    So, that's the problem :/. This issue might be related: https://github.com/symfony/.... How can we fix it? Ideally, we'd like our form to NOT create a *new* GenusScientist when one is simply removed and then re-added. The only way I can think to do this, however, would be to add some extra JS code that when the user creates a *new* scientist and assigns a user that was previously in the form, you actually dynamically update its "name" index to match the original one. In the above example, "scientist1" would originally have index 0. When you re-add it, it would have index 2. You would need to detect when the user drop-down is changed to "scientist1" and dynamically reset the index to 0. Then, when you submit, it will not look like a *new* entity anymore. Of course, that's a pretty ugly solution :). The only other alternative I can think of is to not use the UniqueEntity validator and write your own - something that looked at the "genusScientists" property directly, and checked the entire array to see if there were duplicates, before saving.

    I'm not sure there's a bug in the UniqueEntity validator... but certainly because of the way it's all setup, it just doesn't have enough knowledge to get things "perfect" for our situation.

    Let me know if that helps! Cheers!

  • 2016-12-16 Justas

    Hi Ryan,
    The problem is not caused by invalid state. You can remove all the scientists, save. Then add scientist1 and scientist2, save. Then when you edit the form again (you will see scientist1 and scientist2), remove the first scientist, without saving add a new one and select scientist1 again. In the form you will see scientist2 and scientist1, then try to save. It will not let you save the form saying that scientist1 is already working on the genus. Basically if you switch the order of the scientist in the collection the unique error appears.

  • 2016-12-16 weaverryan

    Hey Justas!

    If I understand correctly, you added 2 scientists to the Genus *before* configuring the UniqueEntity validation. And then, after adding UniqueEntity, you get this weird behavior. Is that correct? If so, I've seen this as well - I think because you're *starting* with your system in an invalid state (a state that would never be allowed if UniqueEntity were used), UniqueEntity gets confused. In the real world, you should of course always have UniqueEntity from the beginning, so you won't fall into this situation. But yea, I think there *is* some weird behavior if your system starts in this invalid state. How to fix it? Ideally, you don't need to :)... because you will use UniqueEntity to never allow this. But if you have an existing database with duplications and are now adding UniqueEntity, then you can either (A) run some sort of database migration to remove the duplicates or (B) create your own custom constraint instead of using UniqueEntity - I think UniqueEntity will always act in this way.

    Cheers!

  • 2016-12-16 Justas Kupliauskas

    Hi,
    I am trying to apply same structure to the similar project.
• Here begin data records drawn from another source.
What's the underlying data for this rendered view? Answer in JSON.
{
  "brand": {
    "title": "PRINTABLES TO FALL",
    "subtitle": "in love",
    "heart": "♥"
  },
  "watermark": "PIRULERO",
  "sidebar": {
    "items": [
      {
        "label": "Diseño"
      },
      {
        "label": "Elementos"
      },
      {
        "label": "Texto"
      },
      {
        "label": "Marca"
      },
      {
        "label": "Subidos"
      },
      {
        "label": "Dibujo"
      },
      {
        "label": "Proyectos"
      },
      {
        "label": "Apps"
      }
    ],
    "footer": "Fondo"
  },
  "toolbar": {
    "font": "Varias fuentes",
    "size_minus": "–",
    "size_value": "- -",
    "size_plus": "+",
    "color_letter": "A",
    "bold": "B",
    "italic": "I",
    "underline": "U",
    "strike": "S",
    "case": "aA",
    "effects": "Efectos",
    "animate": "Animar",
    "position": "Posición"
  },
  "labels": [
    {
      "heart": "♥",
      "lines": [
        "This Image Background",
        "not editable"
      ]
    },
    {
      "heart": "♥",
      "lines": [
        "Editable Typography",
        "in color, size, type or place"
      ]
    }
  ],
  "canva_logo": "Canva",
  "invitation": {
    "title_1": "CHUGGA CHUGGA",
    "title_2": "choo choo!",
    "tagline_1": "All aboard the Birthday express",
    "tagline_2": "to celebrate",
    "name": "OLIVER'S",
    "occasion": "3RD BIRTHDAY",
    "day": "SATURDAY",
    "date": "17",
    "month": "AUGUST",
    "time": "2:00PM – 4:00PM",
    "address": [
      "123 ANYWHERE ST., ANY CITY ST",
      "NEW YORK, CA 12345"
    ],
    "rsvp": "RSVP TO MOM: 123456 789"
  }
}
However I came to an issue using @UniqueEntity. The issue arises when I have more than 1 scientist working on genus, then remove the first scientist (lets say aquanaut1@example.org), and then add it again as the last one. I can see that removeGenusScientist function is called and later addGenusScientist function is called, but I still get an "This user is already studying this genus" error under aquanaut1@example.org. How to fix this bug?

    Thank you in advance!